EXERCISE DETAILS.
All of the data below should be repeated exactly. Pictures should not be included.

Stored data entries.

--- START ---

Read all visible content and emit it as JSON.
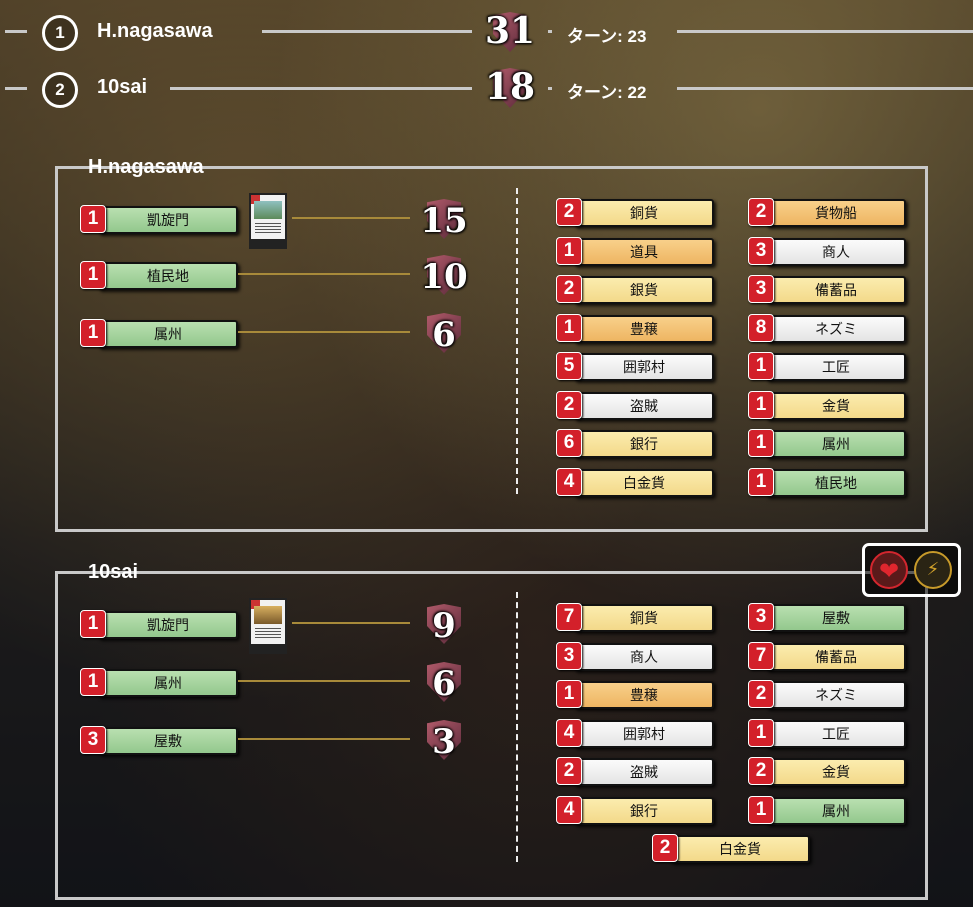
{
  "scores": [
    {
      "rank": "1",
      "name": "H.nagasawa",
      "vp": "31",
      "turns": "ターン: 23"
    },
    {
      "rank": "2",
      "name": "10sai",
      "vp": "18",
      "turns": "ターン: 22"
    }
  ],
  "players": [
    {
      "name": "H.nagasawa",
      "vp_cards": [
        {
          "count": "1",
          "label": "凱旋門",
          "vp": "15"
        },
        {
          "count": "1",
          "label": "植民地",
          "vp": "10"
        },
        {
          "count": "1",
          "label": "属州",
          "vp": "6"
        }
      ],
      "deck_left": [
        {
          "count": "2",
          "label": "銅貨",
          "color": "yellow"
        },
        {
          "count": "1",
          "label": "道具",
          "color": "orange"
        },
        {
          "count": "2",
          "label": "銀貨",
          "color": "yellow"
        },
        {
          "count": "1",
          "label": "豊穣",
          "color": "orange"
        },
        {
          "count": "5",
          "label": "囲郭村",
          "color": "white"
        },
        {
          "count": "2",
          "label": "盗賊",
          "color": "white"
        },
        {
          "count": "6",
          "label": "銀行",
          "color": "yellow"
        },
        {
          "count": "4",
          "label": "白金貨",
          "color": "yellow"
        }
      ],
      "deck_right": [
        {
          "count": "2",
          "label": "貨物船",
          "color": "orange"
        },
        {
          "count": "3",
          "label": "商人",
          "color": "white"
        },
        {
          "count": "3",
          "label": "備蓄品",
          "color": "yellow"
        },
        {
          "count": "8",
          "label": "ネズミ",
          "color": "white"
        },
        {
          "count": "1",
          "label": "工匠",
          "color": "white"
        },
        {
          "count": "1",
          "label": "金貨",
          "color": "yellow"
        },
        {
          "count": "1",
          "label": "属州",
          "color": "green"
        },
        {
          "count": "1",
          "label": "植民地",
          "color": "green"
        }
      ]
    },
    {
      "name": "10sai",
      "vp_cards": [
        {
          "count": "1",
          "label": "凱旋門",
          "vp": "9"
        },
        {
          "count": "1",
          "label": "属州",
          "vp": "6"
        },
        {
          "count": "3",
          "label": "屋敷",
          "vp": "3"
        }
      ],
      "deck_left": [
        {
          "count": "7",
          "label": "銅貨",
          "color": "yellow"
        },
        {
          "count": "3",
          "label": "商人",
          "color": "white"
        },
        {
          "count": "1",
          "label": "豊穣",
          "color": "orange"
        },
        {
          "count": "4",
          "label": "囲郭村",
          "color": "white"
        },
        {
          "count": "2",
          "label": "盗賊",
          "color": "white"
        },
        {
          "count": "4",
          "label": "銀行",
          "color": "yellow"
        }
      ],
      "deck_right": [
        {
          "count": "3",
          "label": "屋敷",
          "color": "green"
        },
        {
          "count": "7",
          "label": "備蓄品",
          "color": "yellow"
        },
        {
          "count": "2",
          "label": "ネズミ",
          "color": "white"
        },
        {
          "count": "1",
          "label": "工匠",
          "color": "white"
        },
        {
          "count": "2",
          "label": "金貨",
          "color": "yellow"
        },
        {
          "count": "1",
          "label": "属州",
          "color": "green"
        }
      ],
      "deck_bottom": [
        {
          "count": "2",
          "label": "白金貨",
          "color": "yellow"
        }
      ]
    }
  ],
  "icons": {
    "like": "heart-icon",
    "energy": "lightning-icon"
  }
}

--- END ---

RESPONSE BOX.
Read all visible content and emit it as JSON.
{
  "scores": [
    {
      "rank": "1",
      "name": "H.nagasawa",
      "vp": "31",
      "turns": "ターン: 23"
    },
    {
      "rank": "2",
      "name": "10sai",
      "vp": "18",
      "turns": "ターン: 22"
    }
  ],
  "players": [
    {
      "name": "H.nagasawa",
      "vp_cards": [
        {
          "count": "1",
          "label": "凱旋門",
          "vp": "15"
        },
        {
          "count": "1",
          "label": "植民地",
          "vp": "10"
        },
        {
          "count": "1",
          "label": "属州",
          "vp": "6"
        }
      ],
      "deck_left": [
        {
          "count": "2",
          "label": "銅貨",
          "color": "yellow"
        },
        {
          "count": "1",
          "label": "道具",
          "color": "orange"
        },
        {
          "count": "2",
          "label": "銀貨",
          "color": "yellow"
        },
        {
          "count": "1",
          "label": "豊穣",
          "color": "orange"
        },
        {
          "count": "5",
          "label": "囲郭村",
          "color": "white"
        },
        {
          "count": "2",
          "label": "盗賊",
          "color": "white"
        },
        {
          "count": "6",
          "label": "銀行",
          "color": "yellow"
        },
        {
          "count": "4",
          "label": "白金貨",
          "color": "yellow"
        }
      ],
      "deck_right": [
        {
          "count": "2",
          "label": "貨物船",
          "color": "orange"
        },
        {
          "count": "3",
          "label": "商人",
          "color": "white"
        },
        {
          "count": "3",
          "label": "備蓄品",
          "color": "yellow"
        },
        {
          "count": "8",
          "label": "ネズミ",
          "color": "white"
        },
        {
          "count": "1",
          "label": "工匠",
          "color": "white"
        },
        {
          "count": "1",
          "label": "金貨",
          "color": "yellow"
        },
        {
          "count": "1",
          "label": "属州",
          "color": "green"
        },
        {
          "count": "1",
          "label": "植民地",
          "color": "green"
        }
      ]
    },
    {
      "name": "10sai",
      "vp_cards": [
        {
          "count": "1",
          "label": "凱旋門",
          "vp": "9"
        },
        {
          "count": "1",
          "label": "属州",
          "vp": "6"
        },
        {
          "count": "3",
          "label": "屋敷",
          "vp": "3"
        }
      ],
      "deck_left": [
        {
          "count": "7",
          "label": "銅貨",
          "color": "yellow"
        },
        {
          "count": "3",
          "label": "商人",
          "color": "white"
        },
        {
          "count": "1",
          "label": "豊穣",
          "color": "orange"
        },
        {
          "count": "4",
          "label": "囲郭村",
          "color": "white"
        },
        {
          "count": "2",
          "label": "盗賊",
          "color": "white"
        },
        {
          "count": "4",
          "label": "銀行",
          "color": "yellow"
        }
      ],
      "deck_right": [
        {
          "count": "3",
          "label": "屋敷",
          "color": "green"
        },
        {
          "count": "7",
          "label": "備蓄品",
          "color": "yellow"
        },
        {
          "count": "2",
          "label": "ネズミ",
          "color": "white"
        },
        {
          "count": "1",
          "label": "工匠",
          "color": "white"
        },
        {
          "count": "2",
          "label": "金貨",
          "color": "yellow"
        },
        {
          "count": "1",
          "label": "属州",
          "color": "green"
        }
      ],
      "deck_bottom": [
        {
          "count": "2",
          "label": "白金貨",
          "color": "yellow"
        }
      ]
    }
  ],
  "icons": {
    "like": "heart-icon",
    "energy": "lightning-icon"
  }
}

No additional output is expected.